### What the task asks
Take the data below and filter it for lines containing the word "name"; show each line found.

═══ Listed entries ═══

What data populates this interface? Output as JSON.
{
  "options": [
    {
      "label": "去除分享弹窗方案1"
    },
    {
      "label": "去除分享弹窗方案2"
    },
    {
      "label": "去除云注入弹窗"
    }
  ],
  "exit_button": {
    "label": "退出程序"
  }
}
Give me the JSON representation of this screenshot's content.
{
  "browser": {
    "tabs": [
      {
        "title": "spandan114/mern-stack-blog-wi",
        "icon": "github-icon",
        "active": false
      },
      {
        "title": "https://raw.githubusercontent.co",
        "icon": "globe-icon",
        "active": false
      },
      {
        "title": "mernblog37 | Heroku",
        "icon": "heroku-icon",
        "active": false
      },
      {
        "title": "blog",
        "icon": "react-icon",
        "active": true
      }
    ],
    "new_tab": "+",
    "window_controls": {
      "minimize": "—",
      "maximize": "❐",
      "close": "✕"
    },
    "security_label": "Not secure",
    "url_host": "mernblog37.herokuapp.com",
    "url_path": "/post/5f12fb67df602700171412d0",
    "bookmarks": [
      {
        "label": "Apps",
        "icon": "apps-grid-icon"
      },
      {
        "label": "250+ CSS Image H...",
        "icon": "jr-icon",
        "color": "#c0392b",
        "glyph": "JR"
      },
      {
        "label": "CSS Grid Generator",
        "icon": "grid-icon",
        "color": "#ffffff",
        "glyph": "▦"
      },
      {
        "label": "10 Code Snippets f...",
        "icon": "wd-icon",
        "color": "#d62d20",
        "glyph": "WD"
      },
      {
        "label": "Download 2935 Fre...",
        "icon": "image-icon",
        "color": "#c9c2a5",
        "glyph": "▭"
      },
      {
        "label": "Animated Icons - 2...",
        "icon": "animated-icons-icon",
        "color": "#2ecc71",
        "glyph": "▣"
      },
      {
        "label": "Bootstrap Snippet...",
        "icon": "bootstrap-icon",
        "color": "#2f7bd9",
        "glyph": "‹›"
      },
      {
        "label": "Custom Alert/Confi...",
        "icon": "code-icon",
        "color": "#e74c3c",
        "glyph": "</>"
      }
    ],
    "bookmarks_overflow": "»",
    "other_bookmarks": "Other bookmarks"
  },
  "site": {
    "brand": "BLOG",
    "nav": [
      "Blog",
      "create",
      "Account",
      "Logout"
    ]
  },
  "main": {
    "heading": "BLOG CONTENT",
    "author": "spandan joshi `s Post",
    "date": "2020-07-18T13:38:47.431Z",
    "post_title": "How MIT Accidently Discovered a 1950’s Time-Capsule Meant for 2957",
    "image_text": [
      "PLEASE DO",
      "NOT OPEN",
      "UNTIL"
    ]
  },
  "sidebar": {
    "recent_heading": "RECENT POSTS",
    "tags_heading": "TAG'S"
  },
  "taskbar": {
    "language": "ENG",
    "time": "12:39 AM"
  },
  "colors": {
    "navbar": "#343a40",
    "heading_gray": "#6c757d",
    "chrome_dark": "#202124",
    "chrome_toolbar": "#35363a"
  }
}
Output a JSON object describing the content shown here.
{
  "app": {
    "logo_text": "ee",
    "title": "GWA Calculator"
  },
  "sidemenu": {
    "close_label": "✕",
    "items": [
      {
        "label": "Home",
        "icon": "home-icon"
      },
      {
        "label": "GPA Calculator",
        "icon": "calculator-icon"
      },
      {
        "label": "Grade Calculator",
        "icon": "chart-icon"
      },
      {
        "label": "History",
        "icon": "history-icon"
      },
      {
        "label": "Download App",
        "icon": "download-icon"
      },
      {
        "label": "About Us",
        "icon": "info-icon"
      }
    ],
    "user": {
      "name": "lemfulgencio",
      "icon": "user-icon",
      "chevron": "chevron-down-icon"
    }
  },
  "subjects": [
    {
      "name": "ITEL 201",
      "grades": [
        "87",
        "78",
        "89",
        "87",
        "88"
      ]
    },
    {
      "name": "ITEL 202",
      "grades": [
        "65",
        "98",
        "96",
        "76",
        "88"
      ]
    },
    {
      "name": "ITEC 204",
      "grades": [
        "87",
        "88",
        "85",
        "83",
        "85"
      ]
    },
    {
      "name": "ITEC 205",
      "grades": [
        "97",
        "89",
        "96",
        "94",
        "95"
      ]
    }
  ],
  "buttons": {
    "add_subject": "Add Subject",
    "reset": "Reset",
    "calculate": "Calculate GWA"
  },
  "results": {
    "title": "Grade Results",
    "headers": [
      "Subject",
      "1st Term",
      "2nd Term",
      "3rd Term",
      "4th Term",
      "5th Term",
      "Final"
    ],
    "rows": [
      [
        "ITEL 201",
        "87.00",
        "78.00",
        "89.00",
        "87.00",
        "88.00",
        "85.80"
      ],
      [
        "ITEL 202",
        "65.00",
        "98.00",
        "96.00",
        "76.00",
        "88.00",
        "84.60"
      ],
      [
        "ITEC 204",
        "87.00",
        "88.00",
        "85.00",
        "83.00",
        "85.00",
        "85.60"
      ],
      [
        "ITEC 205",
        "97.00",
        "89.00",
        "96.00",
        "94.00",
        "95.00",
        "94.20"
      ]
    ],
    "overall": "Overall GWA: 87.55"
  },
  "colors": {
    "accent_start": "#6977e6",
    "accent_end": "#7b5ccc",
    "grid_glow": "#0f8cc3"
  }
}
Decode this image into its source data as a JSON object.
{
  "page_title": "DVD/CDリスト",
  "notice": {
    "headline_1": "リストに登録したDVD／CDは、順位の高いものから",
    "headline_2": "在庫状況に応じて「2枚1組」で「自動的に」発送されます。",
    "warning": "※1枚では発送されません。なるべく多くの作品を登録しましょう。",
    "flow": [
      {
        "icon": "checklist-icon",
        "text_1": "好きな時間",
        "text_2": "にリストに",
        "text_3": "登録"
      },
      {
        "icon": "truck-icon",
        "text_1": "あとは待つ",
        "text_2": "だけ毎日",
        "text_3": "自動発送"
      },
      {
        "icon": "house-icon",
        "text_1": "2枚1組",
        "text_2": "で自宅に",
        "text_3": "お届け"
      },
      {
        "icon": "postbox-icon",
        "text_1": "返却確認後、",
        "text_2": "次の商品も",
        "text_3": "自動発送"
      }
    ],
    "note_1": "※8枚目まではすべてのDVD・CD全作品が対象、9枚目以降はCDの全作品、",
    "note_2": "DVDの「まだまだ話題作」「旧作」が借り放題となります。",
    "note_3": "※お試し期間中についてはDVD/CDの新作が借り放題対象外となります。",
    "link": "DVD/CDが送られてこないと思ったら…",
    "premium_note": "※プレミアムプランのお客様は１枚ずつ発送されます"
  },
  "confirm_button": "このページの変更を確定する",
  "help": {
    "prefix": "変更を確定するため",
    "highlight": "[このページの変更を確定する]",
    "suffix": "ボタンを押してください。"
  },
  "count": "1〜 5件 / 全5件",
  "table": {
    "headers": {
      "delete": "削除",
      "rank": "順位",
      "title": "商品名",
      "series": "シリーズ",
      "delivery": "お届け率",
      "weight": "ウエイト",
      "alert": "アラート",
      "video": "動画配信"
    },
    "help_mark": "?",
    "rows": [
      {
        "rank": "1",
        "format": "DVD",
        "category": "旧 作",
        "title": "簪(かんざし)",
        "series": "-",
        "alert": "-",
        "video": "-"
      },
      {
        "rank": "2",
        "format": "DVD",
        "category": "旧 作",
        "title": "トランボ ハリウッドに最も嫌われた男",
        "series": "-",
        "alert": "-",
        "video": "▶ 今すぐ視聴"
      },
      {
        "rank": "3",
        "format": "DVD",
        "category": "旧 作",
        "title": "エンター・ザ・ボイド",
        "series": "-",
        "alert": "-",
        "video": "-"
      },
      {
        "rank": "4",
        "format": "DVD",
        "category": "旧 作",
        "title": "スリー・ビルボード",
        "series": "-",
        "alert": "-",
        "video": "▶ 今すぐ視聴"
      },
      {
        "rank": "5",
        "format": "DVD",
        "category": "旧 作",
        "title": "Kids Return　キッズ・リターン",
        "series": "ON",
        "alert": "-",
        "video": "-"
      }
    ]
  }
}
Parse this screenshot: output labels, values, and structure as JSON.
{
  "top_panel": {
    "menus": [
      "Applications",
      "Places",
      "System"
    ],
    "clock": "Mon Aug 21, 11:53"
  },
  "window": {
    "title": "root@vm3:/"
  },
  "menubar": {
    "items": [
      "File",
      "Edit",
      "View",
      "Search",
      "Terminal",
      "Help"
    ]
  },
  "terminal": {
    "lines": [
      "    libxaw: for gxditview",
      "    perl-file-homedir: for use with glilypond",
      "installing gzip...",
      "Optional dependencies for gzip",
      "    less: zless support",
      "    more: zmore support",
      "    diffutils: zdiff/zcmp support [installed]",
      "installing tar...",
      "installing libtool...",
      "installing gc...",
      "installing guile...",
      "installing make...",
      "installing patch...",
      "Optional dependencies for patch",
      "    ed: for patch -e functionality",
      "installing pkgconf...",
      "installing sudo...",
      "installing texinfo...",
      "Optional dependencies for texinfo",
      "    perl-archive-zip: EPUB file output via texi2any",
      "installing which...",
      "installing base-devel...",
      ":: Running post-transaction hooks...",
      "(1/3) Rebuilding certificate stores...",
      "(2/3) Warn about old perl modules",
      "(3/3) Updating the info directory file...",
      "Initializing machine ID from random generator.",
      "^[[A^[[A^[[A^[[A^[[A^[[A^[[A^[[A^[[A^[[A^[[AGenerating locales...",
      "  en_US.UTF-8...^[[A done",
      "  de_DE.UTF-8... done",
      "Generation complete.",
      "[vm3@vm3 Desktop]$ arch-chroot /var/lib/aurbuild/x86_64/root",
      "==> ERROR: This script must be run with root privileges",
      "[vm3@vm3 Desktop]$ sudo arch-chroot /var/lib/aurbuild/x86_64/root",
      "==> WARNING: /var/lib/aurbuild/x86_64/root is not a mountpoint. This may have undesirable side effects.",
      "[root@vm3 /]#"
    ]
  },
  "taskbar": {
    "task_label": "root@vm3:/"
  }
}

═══

### Task response
      "name": "lemfulgencio",
      "name": "ITEL 201",
      "name": "ITEL 202",
      "name": "ITEC 204",
      "name": "ITEC 205",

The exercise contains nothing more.